All change this election -Andrew Hoggard :
This election hasn’t been the best advertisement for democracy. I cannot recall when a Minister quit Cabinet during an election campaign but the actions of bloggers, hackers, emails and a political feeding frenzy, distract us from the real issues.
I’m pretty certain my Grandfather, who spent close on four years inside POW camps, would be spitting tacks if he were still around today and saw the impact a German playboy was having on our democracy.
After the election we could see political parties giving two fingers to the traditional baubles of office in favour of what’s called the cross-benches. What that means in practice is that the Opposition cannot afford to attack you while the government has to go cap and hand on every single policy. It makes for electoral gridlock. A tyranny of the minority.
I’d like to give this farce a wide berth but it impacts upon what farmers do. . .
World is a step closer to low-emission sheep – Jamie Morton:
The world is a step closer to a low-emission sheep, thanks to leading work by Kiwi and US researchers.
Methane belched from sheep and other ruminants, such as cows, accounts for around 28 per cent of global methane emissions from human-related activities.
The methane is produced in the rumen by microbes called methanogens and the work targeting these organisms is aimed at reducing methane emissions from ruminants.
New Zealand has the largest methane emission rate — six times the global average — and this primarily comes from enteric fermentation in ruminant livestock, with sheep the greatest single source. . . .
Move to save yarn business – Alan Williams:
Primary Wool Co-operative (PWC) group has confirmed its bid to save the last wool-spinning business in the southern hemisphere, Christchurch Yarns (NZ).
It has given itself less than a month to raise $3 million in equity to fund the purchase of the operating assets of Christchurch Yarns from the company’s receiver.
Directors and main shareholders Bay and Hamish de Lautour are putting in $150,000 between them to a new company, NZ Yarn, as a show of confidence to other potential investors. . . .
On September 4 Taratahi Agricultural Training Centre signed a memorandum of understanding with the China Rural Technology Development Centre (CRTD).
CRTDC sits under the Ministry of Science and Technology. They are committed to promoting technological progress for all aspects of rural development in China by maintaining close ties with relevant rural science and technology management authorities, research institutes and universities in China as well as other international organisations.

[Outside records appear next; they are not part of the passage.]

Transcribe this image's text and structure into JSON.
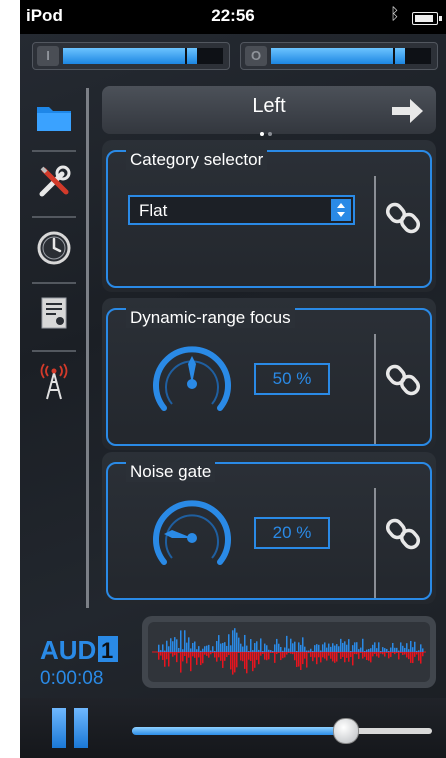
{
  "status_bar": {
    "carrier": "iPod",
    "time": "22:56",
    "bluetooth_icon": "bluetooth-icon",
    "battery_icon": "battery-icon"
  },
  "meters": {
    "input": {
      "label": "I",
      "level": 0.84
    },
    "output": {
      "label": "O",
      "level": 0.84
    }
  },
  "sidebar": {
    "items": [
      {
        "name": "folder",
        "icon": "folder-icon",
        "selected": true
      },
      {
        "name": "tools",
        "icon": "tools-icon",
        "selected": false
      },
      {
        "name": "clock",
        "icon": "clock-icon",
        "selected": false
      },
      {
        "name": "certificate",
        "icon": "certificate-icon",
        "selected": false
      },
      {
        "name": "antenna",
        "icon": "antenna-icon",
        "selected": false
      }
    ]
  },
  "header": {
    "title": "Left",
    "page_count": 2,
    "current_page": 1,
    "next_icon": "arrow-right-icon"
  },
  "panels": {
    "category": {
      "label": "Category selector",
      "selected_value": "Flat",
      "link_icon": "link-icon"
    },
    "dynamic_range": {
      "label": "Dynamic-range focus",
      "value_text": "50 %",
      "value": 0.5,
      "link_icon": "link-icon"
    },
    "noise_gate": {
      "label": "Noise gate",
      "value_text": "20 %",
      "value": 0.2,
      "link_icon": "link-icon"
    }
  },
  "info": {
    "logo": "AUD1",
    "timecode": "0:00:08"
  },
  "waveform": {
    "positive_color": "#2a8ae6",
    "negative_color": "#e8141e"
  },
  "controls": {
    "pause_icon": "pause-icon",
    "progress": 0.71
  },
  "colors": {
    "accent": "#2a8ae6",
    "background": "#1f2329"
  }
}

The MOU focuses on improving the cooperation between New Zealand and China in terms of agricultural policy research, technology training and livestock breeding and encourages cooperation and communication of the governments, universities and corporations of both countries, to improve global agricultural sustainable development. . .
Butter futures reached an all-time high in Chicago as Americans’ rising appetite for the fatty dairy spread and rising exports erode US inventories.
Domestic consumption is projected to rise 0.8 per cent to 788,000 metric tons in 2014, according to the US Department of Agriculture. That would be the second-highest ever in data going back to 1965. Shipments in the first six months of the year were up 42 per cent from 2013.
Demand is rising as milk production trailed analyst expectations, while fat content, used to make butter, is also dropping, according to Eric Meyer, the president of Chicago-based HighGround Dairy. . .
Nominations for the 2014 Fonterra Elections closed at 12 noon today.
The candidates for the Fonterra Board of Directors’ Election will be announced on Tuesday, 23 September 2014 following the completion of the Candidate Assessment Panel (CAP) process.
The Returning Officer, Warwick Lampp, confirmed there will be no election for the Directors’ Remuneration Committee, as Shareholders Murray Holdaway and Philip Wilson have been elected unopposed.
Nominations were also called for candidates for the Shareholders’ Council in 22 wards. An election is required in four wards, as follows: . . .
Wool research behind the farm gate was important but needed to be attached to work already being undertaken in the wool industry, says Wools of New Zealand in its wool levy position paper released today.
The grower owned wool marketing and sales company says while it is important for all growers to have their say, they need to be “armed with the facts relating to costs, benefits and possible alternatives before they vote.”
While WNZ agrees there is a need for additional training and tech transfer both inside the farm gate and beyond, it believes these functions can be provided by existing agencies such as Tectra and AgITO while there were also other options to creating yet another structure in an already cluttered industry. . .